MI: In the past, young Japanese girls would celebrate Hinamatsuri (ひな祭り) together by making dolls, eating sweets, and drinking sweet rice sake. I wanted to recreate that spirit in my workshop, so that we can all inspire and help each other and learn something new together and most of all, have fun!

JANM: What is your own relationship to Hinamatsuri? Was it something you regularly celebrated back in Japan?

MI: I have two sisters, so Hinamatsuri was pretty special when we were small. I remember our mom making chirashizushi (a colorful sushi dish), karaage (fried chicken), or tempura and salad. We would have a cute decorated cake with two dolls on top. There was a lot of laughter. No sake though!

JANM: Looking through your extensive body of work, I see that girls are frequently the subject.

MI: Yes. I paint my daughter Sena most, because she is the most inspiring thing in my life. I paint my friends and their children too. I am really fortunate to have great friends!

JANM: Do you think that Japanese traditions, like Hinamatsuri, have influenced your own artwork?

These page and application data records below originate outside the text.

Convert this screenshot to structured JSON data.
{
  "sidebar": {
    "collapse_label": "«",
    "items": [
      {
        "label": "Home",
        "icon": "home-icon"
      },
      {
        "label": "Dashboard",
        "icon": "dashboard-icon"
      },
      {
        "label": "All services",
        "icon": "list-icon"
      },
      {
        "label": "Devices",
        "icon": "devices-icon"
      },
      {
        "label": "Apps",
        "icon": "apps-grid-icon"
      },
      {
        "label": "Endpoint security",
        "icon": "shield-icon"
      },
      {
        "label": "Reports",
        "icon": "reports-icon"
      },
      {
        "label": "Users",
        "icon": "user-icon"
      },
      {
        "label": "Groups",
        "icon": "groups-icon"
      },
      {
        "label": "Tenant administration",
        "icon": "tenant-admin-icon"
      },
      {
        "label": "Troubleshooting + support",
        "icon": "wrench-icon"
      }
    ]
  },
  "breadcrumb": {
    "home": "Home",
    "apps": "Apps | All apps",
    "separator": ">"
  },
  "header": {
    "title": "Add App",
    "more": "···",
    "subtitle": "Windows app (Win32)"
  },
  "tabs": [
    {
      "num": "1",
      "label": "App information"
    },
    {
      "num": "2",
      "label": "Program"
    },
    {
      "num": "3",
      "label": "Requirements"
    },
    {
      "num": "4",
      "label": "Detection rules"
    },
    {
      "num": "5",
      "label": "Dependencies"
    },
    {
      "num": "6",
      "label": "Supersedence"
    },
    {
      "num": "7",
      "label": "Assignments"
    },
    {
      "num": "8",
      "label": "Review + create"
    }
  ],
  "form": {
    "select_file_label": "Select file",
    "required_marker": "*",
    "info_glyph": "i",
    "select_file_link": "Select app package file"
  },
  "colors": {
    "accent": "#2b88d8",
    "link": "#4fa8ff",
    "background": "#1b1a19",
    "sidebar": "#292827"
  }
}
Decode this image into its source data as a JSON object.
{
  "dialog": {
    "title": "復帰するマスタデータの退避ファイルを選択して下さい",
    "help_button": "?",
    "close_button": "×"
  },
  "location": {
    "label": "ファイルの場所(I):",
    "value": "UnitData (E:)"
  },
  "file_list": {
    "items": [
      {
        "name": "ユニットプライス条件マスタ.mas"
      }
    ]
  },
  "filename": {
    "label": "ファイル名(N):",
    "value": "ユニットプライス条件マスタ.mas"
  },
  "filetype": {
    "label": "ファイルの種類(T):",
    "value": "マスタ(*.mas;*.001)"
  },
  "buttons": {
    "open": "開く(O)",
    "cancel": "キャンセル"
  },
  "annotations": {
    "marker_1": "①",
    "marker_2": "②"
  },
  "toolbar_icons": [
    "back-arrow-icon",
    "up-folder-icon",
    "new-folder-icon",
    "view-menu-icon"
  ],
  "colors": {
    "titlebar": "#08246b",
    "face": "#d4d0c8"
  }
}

MI: Absolutely. Not just Hinamatsuri, but all Japanese traditions. In fact, I have curated a special MOMO/桃の節句 group show for Giant Robot that is also opening on March 3. I gathered several talented figurative artists whom I really admire and asked each of them to create their own “Momo No Sekku world.” I am doing a mural in collaboration with Audrey Kawasaki, and perhaps Amy Sol too. Amy has her own solo show opening on the same day at Thinkspace Gallery, so she will be in town. As for myself, I am making paintings with Gansai Japanese water color pigments, so they will look really different from my oil paintings. Please join us for the party!